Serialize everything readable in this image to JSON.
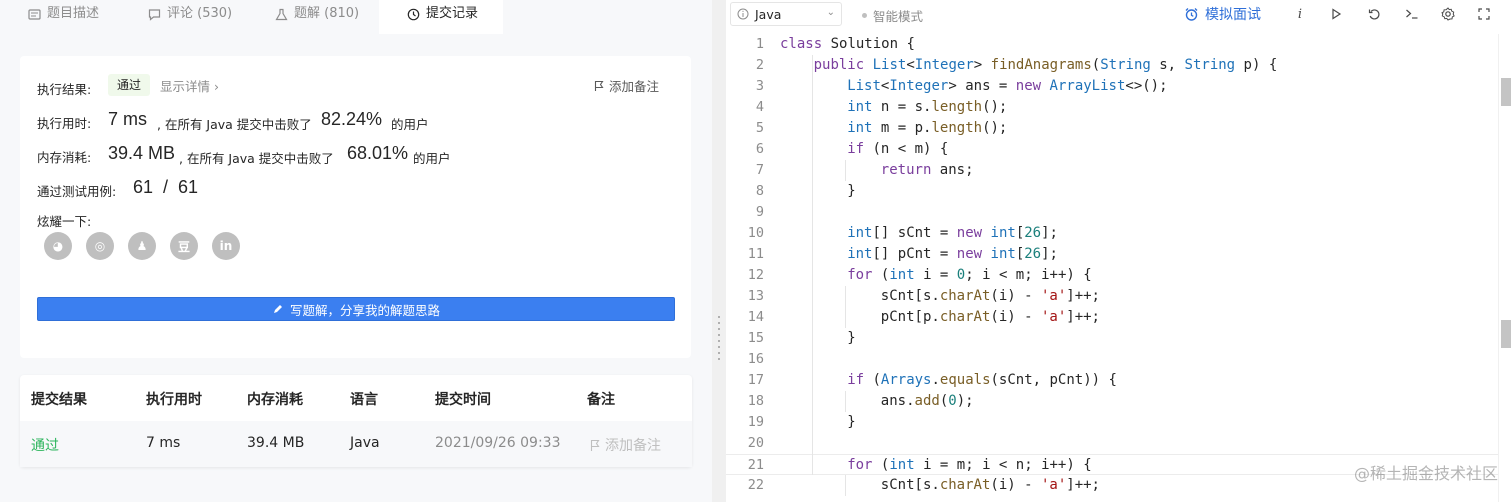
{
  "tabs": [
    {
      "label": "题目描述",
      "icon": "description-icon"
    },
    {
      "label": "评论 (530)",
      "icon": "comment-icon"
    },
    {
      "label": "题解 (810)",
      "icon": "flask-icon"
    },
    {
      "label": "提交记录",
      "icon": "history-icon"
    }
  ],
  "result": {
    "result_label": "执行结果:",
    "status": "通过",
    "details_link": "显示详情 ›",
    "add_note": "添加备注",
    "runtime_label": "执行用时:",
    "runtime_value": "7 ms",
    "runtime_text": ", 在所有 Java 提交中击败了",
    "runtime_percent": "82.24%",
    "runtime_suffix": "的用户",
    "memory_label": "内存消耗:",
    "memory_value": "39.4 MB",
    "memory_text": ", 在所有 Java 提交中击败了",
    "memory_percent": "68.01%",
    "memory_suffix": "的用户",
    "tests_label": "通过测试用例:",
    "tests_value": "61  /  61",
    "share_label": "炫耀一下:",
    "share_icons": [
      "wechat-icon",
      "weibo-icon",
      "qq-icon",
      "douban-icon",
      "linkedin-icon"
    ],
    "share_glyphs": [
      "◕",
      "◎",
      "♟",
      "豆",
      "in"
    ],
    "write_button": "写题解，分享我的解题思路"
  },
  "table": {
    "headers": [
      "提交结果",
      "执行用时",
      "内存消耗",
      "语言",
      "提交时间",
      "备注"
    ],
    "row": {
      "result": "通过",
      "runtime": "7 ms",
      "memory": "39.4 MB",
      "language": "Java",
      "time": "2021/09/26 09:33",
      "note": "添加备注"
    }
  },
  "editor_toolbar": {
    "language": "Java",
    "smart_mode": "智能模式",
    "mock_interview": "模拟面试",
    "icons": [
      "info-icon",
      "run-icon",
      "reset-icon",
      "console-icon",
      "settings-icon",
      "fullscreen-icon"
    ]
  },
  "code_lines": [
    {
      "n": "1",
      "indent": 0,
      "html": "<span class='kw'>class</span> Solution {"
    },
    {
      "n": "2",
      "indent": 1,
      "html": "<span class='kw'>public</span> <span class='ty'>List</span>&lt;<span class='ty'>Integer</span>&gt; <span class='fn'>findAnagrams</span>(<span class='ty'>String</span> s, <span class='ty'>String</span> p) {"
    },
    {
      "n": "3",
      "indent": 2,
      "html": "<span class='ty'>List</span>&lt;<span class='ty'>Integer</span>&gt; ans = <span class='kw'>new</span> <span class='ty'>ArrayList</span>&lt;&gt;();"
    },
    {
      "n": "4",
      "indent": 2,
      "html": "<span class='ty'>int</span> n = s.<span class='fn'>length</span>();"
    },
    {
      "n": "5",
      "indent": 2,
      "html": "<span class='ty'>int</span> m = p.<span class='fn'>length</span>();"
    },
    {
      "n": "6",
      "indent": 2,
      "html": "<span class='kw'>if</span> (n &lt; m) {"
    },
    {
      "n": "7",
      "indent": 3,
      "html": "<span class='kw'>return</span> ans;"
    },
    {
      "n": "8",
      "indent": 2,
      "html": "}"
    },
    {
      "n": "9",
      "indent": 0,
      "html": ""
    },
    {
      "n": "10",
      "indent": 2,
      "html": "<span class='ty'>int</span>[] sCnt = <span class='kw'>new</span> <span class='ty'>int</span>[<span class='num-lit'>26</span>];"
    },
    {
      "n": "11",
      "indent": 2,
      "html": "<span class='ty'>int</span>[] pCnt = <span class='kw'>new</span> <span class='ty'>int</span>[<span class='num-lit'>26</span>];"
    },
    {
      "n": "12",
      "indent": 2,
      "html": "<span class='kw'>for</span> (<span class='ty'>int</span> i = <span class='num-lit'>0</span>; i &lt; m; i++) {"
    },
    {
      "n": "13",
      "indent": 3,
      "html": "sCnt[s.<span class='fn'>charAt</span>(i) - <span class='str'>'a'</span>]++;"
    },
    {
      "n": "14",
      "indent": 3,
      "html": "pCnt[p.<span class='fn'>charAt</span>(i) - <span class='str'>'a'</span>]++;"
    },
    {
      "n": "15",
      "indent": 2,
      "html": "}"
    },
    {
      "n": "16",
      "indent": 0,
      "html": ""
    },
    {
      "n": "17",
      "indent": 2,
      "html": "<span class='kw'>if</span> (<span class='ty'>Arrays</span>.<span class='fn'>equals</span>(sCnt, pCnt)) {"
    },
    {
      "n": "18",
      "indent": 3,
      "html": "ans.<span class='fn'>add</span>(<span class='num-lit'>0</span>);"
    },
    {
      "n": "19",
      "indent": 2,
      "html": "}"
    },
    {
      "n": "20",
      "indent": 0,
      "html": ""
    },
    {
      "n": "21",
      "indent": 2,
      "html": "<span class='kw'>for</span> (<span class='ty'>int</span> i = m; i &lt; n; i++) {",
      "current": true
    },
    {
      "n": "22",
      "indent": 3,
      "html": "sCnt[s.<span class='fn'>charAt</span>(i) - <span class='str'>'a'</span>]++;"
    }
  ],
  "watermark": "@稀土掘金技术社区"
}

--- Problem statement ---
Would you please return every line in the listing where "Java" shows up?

--- Answer to this exercise ---
    "runtime_text": ", 在所有 Java 提交中击败了",
    "memory_text": ", 在所有 Java 提交中击败了",
      "language": "Java",
    "language": "Java",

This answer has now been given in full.